What you give back must match the data character for character.

** Opening LISTED ENTRIES block **

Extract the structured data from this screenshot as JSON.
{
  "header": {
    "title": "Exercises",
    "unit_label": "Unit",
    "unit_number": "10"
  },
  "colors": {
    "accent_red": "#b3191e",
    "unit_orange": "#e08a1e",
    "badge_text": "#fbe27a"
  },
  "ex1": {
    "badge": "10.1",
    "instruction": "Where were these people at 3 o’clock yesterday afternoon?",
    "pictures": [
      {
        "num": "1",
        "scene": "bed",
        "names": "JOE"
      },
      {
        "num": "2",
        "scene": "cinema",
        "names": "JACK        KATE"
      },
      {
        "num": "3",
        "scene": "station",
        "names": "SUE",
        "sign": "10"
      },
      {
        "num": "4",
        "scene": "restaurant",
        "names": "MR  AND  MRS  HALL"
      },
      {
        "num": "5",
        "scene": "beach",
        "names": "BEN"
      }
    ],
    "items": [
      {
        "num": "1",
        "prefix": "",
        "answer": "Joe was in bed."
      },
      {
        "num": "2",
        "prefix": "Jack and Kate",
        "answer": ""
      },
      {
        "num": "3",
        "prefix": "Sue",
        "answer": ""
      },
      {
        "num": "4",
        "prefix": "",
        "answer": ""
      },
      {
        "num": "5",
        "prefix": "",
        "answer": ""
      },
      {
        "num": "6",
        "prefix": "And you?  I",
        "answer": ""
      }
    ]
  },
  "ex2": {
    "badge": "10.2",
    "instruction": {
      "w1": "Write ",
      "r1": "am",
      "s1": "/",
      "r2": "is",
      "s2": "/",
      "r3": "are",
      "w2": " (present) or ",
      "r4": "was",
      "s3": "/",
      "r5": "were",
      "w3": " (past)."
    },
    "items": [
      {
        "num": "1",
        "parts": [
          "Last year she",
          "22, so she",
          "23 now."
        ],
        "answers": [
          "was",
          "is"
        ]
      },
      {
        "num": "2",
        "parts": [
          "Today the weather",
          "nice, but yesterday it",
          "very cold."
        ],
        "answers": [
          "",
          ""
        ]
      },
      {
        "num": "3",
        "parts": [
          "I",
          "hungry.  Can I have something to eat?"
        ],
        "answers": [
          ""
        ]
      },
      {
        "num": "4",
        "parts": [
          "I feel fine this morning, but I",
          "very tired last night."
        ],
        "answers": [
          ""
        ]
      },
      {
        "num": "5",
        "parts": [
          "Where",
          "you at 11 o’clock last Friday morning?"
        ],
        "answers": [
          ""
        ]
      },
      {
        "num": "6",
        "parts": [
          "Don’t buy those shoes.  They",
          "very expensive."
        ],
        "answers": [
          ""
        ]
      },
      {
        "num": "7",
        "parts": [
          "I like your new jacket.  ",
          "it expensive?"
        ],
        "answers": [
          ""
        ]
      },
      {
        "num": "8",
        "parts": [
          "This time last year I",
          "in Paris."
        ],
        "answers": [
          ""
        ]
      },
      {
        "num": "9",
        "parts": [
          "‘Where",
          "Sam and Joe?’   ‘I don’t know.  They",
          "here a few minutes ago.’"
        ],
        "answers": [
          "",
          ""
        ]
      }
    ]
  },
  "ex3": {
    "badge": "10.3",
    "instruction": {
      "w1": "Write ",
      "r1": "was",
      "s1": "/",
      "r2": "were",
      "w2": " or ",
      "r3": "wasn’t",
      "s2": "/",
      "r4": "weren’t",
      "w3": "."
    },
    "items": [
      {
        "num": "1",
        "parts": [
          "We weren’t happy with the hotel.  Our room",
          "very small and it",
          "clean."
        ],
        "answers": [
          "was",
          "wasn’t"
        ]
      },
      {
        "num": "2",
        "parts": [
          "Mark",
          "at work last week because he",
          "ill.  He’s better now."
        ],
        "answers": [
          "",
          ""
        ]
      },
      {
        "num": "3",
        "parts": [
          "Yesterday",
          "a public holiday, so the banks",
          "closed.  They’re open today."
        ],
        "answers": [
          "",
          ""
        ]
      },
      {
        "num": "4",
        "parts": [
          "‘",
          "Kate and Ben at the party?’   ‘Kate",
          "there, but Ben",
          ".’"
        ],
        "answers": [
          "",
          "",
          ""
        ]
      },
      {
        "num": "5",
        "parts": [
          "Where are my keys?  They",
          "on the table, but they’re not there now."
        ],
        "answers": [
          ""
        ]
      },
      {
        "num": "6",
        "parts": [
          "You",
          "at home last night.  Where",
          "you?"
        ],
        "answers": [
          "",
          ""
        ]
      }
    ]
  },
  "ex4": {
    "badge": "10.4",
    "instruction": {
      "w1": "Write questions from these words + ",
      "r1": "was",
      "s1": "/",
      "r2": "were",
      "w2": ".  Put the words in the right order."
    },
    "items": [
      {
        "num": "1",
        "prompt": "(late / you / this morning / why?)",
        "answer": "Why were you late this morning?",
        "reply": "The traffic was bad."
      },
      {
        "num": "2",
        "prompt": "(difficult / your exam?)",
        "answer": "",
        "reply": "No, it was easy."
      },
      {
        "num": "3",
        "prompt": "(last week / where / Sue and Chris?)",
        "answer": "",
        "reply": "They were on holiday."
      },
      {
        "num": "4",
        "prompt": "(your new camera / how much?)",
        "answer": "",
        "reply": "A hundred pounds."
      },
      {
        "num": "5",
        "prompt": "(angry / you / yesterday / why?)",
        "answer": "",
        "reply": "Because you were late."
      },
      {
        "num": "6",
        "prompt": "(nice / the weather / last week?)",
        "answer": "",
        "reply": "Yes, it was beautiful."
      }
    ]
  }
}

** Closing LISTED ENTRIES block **

> [RESULT OF THIS EXERCISE]
Extract the structured data from this screenshot as JSON.
{
  "header": {
    "title": "Exercises",
    "unit_label": "Unit",
    "unit_number": "10"
  },
  "colors": {
    "accent_red": "#b3191e",
    "unit_orange": "#e08a1e",
    "badge_text": "#fbe27a"
  },
  "ex1": {
    "badge": "10.1",
    "instruction": "Where were these people at 3 o’clock yesterday afternoon?",
    "pictures": [
      {
        "num": "1",
        "scene": "bed",
        "names": "JOE"
      },
      {
        "num": "2",
        "scene": "cinema",
        "names": "JACK        KATE"
      },
      {
        "num": "3",
        "scene": "station",
        "names": "SUE",
        "sign": "10"
      },
      {
        "num": "4",
        "scene": "restaurant",
        "names": "MR  AND  MRS  HALL"
      },
      {
        "num": "5",
        "scene": "beach",
        "names": "BEN"
      }
    ],
    "items": [
      {
        "num": "1",
        "prefix": "",
        "answer": "Joe was in bed."
      },
      {
        "num": "2",
        "prefix": "Jack and Kate",
        "answer": ""
      },
      {
        "num": "3",
        "prefix": "Sue",
        "answer": ""
      },
      {
        "num": "4",
        "prefix": "",
        "answer": ""
      },
      {
        "num": "5",
        "prefix": "",
        "answer": ""
      },
      {
        "num": "6",
        "prefix": "And you?  I",
        "answer": ""
      }
    ]
  },
  "ex2": {
    "badge": "10.2",
    "instruction": {
      "w1": "Write ",
      "r1": "am",
      "s1": "/",
      "r2": "is",
      "s2": "/",
      "r3": "are",
      "w2": " (present) or ",
      "r4": "was",
      "s3": "/",
      "r5": "were",
      "w3": " (past)."
    },
    "items": [
      {
        "num": "1",
        "parts": [
          "Last year she",
          "22, so she",
          "23 now."
        ],
        "answers": [
          "was",
          "is"
        ]
      },
      {
        "num": "2",
        "parts": [
          "Today the weather",
          "nice, but yesterday it",
          "very cold."
        ],
        "answers": [
          "",
          ""
        ]
      },
      {
        "num": "3",
        "parts": [
          "I",
          "hungry.  Can I have something to eat?"
        ],
        "answers": [
          ""
        ]
      },
      {
        "num": "4",
        "parts": [
          "I feel fine this morning, but I",
          "very tired last night."
        ],
        "answers": [
          ""
        ]
      },
      {
        "num": "5",
        "parts": [
          "Where",
          "you at 11 o’clock last Friday morning?"
        ],
        "answers": [
          ""
        ]
      },
      {
        "num": "6",
        "parts": [
          "Don’t buy those shoes.  They",
          "very expensive."
        ],
        "answers": [
          ""
        ]
      },
      {
        "num": "7",
        "parts": [
          "I like your new jacket.  ",
          "it expensive?"
        ],
        "answers": [
          ""
        ]
      },
      {
        "num": "8",
        "parts": [
          "This time last year I",
          "in Paris."
        ],
        "answers": [
          ""
        ]
      },
      {
        "num": "9",
        "parts": [
          "‘Where",
          "Sam and Joe?’   ‘I don’t know.  They",
          "here a few minutes ago.’"
        ],
        "answers": [
          "",
          ""
        ]
      }
    ]
  },
  "ex3": {
    "badge": "10.3",
    "instruction": {
      "w1": "Write ",
      "r1": "was",
      "s1": "/",
      "r2": "were",
      "w2": " or ",
      "r3": "wasn’t",
      "s2": "/",
      "r4": "weren’t",
      "w3": "."
    },
    "items": [
      {
        "num": "1",
        "parts": [
          "We weren’t happy with the hotel.  Our room",
          "very small and it",
          "clean."
        ],
        "answers": [
          "was",
          "wasn’t"
        ]
      },
      {
        "num": "2",
        "parts": [
          "Mark",
          "at work last week because he",
          "ill.  He’s better now."
        ],
        "answers": [
          "",
          ""
        ]
      },
      {
        "num": "3",
        "parts": [
          "Yesterday",
          "a public holiday, so the banks",
          "closed.  They’re open today."
        ],
        "answers": [
          "",
          ""
        ]
      },
      {
        "num": "4",
        "parts": [
          "‘",
          "Kate and Ben at the party?’   ‘Kate",
          "there, but Ben",
          ".’"
        ],
        "answers": [
          "",
          "",
          ""
        ]
      },
      {
        "num": "5",
        "parts": [
          "Where are my keys?  They",
          "on the table, but they’re not there now."
        ],
        "answers": [
          ""
        ]
      },
      {
        "num": "6",
        "parts": [
          "You",
          "at home last night.  Where",
          "you?"
        ],
        "answers": [
          "",
          ""
        ]
      }
    ]
  },
  "ex4": {
    "badge": "10.4",
    "instruction": {
      "w1": "Write questions from these words + ",
      "r1": "was",
      "s1": "/",
      "r2": "were",
      "w2": ".  Put the words in the right order."
    },
    "items": [
      {
        "num": "1",
        "prompt": "(late / you / this morning / why?)",
        "answer": "Why were you late this morning?",
        "reply": "The traffic was bad."
      },
      {
        "num": "2",
        "prompt": "(difficult / your exam?)",
        "answer": "",
        "reply": "No, it was easy."
      },
      {
        "num": "3",
        "prompt": "(last week / where / Sue and Chris?)",
        "answer": "",
        "reply": "They were on holiday."
      },
      {
        "num": "4",
        "prompt": "(your new camera / how much?)",
        "answer": "",
        "reply": "A hundred pounds."
      },
      {
        "num": "5",
        "prompt": "(angry / you / yesterday / why?)",
        "answer": "",
        "reply": "Because you were late."
      },
      {
        "num": "6",
        "prompt": "(nice / the weather / last week?)",
        "answer": "",
        "reply": "Yes, it was beautiful."
      }
    ]
  }
}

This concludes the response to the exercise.